In an effort to be first to offer Black Friday deals this year, Sears announced on Thursday that customers can shop the store's "doorbuster" discounts online starting Nov. 18, five days before the retail holiday.
The early deal-hunting is available for two days to members of Sears (' Shop Your Way program, a free membership program that customers can join online or in stores. Select items that the retailer is offering on Black Friday will be available through Nov. 19 at 11:59 p.m. CT. )
"We're making the search for that perfect holiday gift easier, more convenient and rewarding this season," said Imran Jooma, senior vice president of Sears, in a press release.
Retailers have inched the start time to the major shopping day earlier and earlier this year. Wal-Mart ( announced on Wednesday that it would get the discount shopping started just after Thanksgiving dinner, with )doors opening at 8 p.m. on Nov. 22.
But according to Marshal Cohen, chief industry analyst at the NPD Group, Sears' move puts it first in line. And that's a position every retailer is gunning for.
"Retailers rely on the early consumer because their wallet is full," he said. "The early consumer is clearly the most profitable one and gives you longevity."

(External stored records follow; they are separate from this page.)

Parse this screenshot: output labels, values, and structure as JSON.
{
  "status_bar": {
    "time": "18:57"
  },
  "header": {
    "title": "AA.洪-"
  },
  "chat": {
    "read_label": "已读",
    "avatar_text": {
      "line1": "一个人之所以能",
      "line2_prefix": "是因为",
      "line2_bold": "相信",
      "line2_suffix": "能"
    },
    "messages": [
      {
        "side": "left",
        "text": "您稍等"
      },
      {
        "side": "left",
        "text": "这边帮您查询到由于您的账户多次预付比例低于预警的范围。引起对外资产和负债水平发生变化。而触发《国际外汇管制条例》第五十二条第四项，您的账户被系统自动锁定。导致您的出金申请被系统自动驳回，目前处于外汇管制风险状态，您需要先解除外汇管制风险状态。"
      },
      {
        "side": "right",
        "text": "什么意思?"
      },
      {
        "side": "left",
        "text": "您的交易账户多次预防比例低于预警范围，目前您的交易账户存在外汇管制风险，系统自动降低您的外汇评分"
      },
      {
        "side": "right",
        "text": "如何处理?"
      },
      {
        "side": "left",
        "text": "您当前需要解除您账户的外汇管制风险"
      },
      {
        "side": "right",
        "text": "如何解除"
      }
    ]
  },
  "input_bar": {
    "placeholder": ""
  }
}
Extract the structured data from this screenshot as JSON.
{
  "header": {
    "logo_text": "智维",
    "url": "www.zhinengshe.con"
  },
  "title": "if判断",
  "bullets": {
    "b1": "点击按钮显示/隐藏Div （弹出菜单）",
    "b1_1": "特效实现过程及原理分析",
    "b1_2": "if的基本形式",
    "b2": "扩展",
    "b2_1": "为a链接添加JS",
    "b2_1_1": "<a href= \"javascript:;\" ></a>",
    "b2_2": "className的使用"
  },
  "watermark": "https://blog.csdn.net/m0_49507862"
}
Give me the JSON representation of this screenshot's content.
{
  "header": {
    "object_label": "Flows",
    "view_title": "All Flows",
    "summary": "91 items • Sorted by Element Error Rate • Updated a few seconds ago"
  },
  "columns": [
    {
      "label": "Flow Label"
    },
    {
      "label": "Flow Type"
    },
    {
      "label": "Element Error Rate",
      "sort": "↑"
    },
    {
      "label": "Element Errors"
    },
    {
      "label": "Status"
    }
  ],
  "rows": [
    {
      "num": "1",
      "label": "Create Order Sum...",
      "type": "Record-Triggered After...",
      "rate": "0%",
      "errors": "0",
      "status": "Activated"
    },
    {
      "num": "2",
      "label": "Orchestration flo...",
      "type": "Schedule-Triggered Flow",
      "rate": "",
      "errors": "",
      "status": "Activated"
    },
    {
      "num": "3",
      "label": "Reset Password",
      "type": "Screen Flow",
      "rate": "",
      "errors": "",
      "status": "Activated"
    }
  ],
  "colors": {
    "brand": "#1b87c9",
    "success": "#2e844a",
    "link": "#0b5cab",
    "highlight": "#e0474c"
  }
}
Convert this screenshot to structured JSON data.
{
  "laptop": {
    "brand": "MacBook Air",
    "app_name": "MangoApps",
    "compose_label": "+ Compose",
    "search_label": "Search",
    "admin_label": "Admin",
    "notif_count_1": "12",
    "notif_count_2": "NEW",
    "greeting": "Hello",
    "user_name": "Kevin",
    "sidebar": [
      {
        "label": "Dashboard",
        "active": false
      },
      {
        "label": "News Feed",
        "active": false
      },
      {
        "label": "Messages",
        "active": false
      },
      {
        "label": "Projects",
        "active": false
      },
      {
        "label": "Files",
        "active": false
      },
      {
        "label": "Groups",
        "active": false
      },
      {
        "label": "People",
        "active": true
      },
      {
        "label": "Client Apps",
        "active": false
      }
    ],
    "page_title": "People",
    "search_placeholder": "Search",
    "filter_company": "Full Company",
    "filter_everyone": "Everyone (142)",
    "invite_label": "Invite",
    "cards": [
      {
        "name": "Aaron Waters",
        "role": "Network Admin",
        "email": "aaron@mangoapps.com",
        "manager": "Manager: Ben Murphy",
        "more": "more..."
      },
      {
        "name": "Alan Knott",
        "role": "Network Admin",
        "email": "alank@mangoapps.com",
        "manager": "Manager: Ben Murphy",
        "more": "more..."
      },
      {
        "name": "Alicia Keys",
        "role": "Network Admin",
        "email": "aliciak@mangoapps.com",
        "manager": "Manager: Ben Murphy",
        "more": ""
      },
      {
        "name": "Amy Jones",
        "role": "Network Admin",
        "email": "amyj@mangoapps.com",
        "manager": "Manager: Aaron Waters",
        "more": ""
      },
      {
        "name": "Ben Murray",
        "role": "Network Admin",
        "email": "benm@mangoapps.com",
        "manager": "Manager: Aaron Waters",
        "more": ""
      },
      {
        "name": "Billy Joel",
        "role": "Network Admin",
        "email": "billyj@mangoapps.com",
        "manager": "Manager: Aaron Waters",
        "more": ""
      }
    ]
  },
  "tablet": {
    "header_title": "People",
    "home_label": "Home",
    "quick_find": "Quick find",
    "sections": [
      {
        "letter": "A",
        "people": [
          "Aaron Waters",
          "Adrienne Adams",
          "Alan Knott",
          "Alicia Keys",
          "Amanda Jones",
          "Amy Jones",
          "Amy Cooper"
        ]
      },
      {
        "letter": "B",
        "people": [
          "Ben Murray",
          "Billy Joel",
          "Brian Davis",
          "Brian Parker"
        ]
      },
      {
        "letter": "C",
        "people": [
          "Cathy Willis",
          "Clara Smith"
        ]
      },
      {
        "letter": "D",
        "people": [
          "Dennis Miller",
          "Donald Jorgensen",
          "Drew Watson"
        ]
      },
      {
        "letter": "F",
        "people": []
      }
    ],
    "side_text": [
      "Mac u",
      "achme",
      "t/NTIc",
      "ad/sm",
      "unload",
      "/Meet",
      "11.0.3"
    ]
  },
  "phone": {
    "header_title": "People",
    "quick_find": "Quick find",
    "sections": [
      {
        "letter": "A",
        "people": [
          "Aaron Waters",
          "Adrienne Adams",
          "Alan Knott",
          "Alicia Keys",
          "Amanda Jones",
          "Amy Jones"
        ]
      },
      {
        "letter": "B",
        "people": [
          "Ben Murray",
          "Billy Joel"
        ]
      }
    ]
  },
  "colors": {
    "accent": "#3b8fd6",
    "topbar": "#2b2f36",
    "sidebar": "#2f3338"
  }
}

Stores run the risk of consumers becoming more discriminatory and more strategic if they wait too long to unveil discounts, Cohen said. Shoppers really start to compare prices once the excitement of early deals wears off and their wallets start to thin out.
It's not just start times that are competitive. Retailers from Target ( to Toys R Us to )Best Buy ( have all unveiled price matching programs designed to bring customers in early. )
And Toys R Us, Wal-Mart and Kmart rolled out layaway plans and cut fees earlier than usual this year, hoping to lock in customers before they shop elsewhere.
These ploys are driven by retailers' concerns that the slow economic recovery and high gas prices will make Americans less willing to open their wallets freely this holiday season.
Reports are already estimating that there will be less money to go around this year. The National Retail Federation is expecting only a 4.1% increase in holiday shopping this year, while Wells Fargo said Monday it expects only a 3.8% rise. Last year, shopping grew by 5.6%.